─── INFORMATION PROVIDED ───

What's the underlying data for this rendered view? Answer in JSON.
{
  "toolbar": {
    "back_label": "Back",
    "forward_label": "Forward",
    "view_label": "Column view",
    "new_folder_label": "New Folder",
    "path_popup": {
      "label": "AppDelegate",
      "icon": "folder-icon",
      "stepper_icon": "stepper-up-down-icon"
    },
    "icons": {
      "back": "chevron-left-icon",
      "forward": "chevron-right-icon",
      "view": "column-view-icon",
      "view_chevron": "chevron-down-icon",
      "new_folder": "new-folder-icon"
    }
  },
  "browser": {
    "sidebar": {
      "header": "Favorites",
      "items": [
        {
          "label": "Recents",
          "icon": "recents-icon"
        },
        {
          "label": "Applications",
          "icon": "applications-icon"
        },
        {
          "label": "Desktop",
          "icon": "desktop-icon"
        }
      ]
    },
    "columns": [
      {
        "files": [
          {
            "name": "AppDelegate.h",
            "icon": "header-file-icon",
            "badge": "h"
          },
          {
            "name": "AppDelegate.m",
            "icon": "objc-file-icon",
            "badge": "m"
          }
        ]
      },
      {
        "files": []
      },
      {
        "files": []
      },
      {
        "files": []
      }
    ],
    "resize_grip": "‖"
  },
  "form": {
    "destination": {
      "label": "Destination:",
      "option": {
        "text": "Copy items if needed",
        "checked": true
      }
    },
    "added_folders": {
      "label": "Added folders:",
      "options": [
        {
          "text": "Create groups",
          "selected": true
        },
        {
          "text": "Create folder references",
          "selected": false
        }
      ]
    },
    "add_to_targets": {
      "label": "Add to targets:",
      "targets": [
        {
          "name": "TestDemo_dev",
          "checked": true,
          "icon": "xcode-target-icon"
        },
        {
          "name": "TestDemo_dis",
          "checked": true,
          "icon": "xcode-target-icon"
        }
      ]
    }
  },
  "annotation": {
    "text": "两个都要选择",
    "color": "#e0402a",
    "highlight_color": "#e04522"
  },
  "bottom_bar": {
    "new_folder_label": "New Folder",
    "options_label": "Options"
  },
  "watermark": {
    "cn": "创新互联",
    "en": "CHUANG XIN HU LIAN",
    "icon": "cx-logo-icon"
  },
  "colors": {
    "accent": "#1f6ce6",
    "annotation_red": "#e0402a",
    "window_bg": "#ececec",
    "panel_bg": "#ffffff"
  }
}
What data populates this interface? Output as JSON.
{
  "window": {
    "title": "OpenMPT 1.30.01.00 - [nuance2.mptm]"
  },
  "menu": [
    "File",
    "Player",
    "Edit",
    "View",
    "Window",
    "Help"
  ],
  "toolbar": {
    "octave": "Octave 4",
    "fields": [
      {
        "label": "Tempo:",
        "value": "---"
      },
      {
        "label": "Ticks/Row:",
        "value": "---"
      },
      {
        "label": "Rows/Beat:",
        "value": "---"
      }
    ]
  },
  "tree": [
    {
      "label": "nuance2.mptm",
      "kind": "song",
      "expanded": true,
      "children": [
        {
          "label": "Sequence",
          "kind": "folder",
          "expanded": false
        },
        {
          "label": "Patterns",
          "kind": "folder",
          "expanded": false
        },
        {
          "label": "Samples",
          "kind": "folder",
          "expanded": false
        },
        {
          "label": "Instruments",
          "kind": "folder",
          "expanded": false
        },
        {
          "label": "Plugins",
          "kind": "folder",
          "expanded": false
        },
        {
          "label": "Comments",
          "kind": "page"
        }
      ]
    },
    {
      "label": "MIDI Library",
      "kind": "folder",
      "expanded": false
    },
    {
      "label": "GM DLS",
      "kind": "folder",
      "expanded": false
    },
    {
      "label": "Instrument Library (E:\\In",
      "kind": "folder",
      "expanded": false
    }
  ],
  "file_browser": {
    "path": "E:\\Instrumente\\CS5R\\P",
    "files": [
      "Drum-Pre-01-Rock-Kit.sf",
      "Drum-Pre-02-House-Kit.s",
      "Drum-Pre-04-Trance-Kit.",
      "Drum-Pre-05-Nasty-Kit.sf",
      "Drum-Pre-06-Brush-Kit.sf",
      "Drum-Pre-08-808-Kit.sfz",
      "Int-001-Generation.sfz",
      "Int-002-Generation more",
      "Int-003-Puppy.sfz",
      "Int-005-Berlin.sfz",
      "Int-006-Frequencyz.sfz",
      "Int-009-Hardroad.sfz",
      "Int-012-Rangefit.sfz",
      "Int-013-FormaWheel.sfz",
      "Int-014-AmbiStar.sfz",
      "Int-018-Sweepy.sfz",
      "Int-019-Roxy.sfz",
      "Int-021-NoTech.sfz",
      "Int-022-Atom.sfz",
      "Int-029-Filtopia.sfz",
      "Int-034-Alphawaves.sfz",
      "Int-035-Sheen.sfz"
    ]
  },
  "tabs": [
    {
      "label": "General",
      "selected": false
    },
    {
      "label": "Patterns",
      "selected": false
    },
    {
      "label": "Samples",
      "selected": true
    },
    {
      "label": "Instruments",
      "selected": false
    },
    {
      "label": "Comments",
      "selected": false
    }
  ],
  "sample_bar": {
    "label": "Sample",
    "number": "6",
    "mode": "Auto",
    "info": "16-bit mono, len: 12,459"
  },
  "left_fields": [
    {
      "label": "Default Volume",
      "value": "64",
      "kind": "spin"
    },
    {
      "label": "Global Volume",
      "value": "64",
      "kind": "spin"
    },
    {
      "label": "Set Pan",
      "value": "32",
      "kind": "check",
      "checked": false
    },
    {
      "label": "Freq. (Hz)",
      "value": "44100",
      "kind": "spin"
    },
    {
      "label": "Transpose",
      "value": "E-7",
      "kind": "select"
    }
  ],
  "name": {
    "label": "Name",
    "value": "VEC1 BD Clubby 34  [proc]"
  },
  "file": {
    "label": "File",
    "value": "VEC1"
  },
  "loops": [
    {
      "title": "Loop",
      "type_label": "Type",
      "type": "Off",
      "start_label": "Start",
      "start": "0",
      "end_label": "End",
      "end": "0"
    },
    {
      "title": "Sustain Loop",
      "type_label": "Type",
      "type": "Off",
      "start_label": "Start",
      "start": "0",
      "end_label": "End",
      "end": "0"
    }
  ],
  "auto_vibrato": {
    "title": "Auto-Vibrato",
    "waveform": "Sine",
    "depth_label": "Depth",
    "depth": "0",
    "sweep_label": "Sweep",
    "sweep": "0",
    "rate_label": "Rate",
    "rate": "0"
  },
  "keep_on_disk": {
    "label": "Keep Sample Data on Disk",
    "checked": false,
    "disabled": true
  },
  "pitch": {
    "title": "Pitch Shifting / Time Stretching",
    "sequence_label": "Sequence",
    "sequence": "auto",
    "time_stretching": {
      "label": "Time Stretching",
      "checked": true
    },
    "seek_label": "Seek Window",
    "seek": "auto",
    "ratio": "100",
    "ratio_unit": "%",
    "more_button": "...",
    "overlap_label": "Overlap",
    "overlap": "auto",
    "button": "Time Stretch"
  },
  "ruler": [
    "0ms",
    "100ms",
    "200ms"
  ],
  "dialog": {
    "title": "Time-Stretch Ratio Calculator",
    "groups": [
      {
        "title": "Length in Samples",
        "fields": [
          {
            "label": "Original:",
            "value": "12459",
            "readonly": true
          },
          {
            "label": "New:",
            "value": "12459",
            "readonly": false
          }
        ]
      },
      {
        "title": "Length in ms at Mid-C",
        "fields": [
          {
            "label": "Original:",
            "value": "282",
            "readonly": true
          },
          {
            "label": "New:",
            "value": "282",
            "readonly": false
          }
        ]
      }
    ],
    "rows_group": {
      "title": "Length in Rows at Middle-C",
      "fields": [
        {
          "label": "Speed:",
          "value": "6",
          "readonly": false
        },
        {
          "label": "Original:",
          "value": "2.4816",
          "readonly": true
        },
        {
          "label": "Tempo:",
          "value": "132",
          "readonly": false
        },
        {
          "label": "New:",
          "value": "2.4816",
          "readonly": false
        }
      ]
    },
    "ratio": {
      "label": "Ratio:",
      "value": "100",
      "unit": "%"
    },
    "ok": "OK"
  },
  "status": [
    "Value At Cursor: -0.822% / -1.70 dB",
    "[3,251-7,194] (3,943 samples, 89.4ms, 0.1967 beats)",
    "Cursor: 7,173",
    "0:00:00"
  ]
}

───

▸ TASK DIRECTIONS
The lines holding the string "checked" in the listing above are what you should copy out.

▸ TASK OUTPUT
        "checked": true
          "checked": true,
          "checked": true,
      "checked": false
    "checked": false,
      "checked": true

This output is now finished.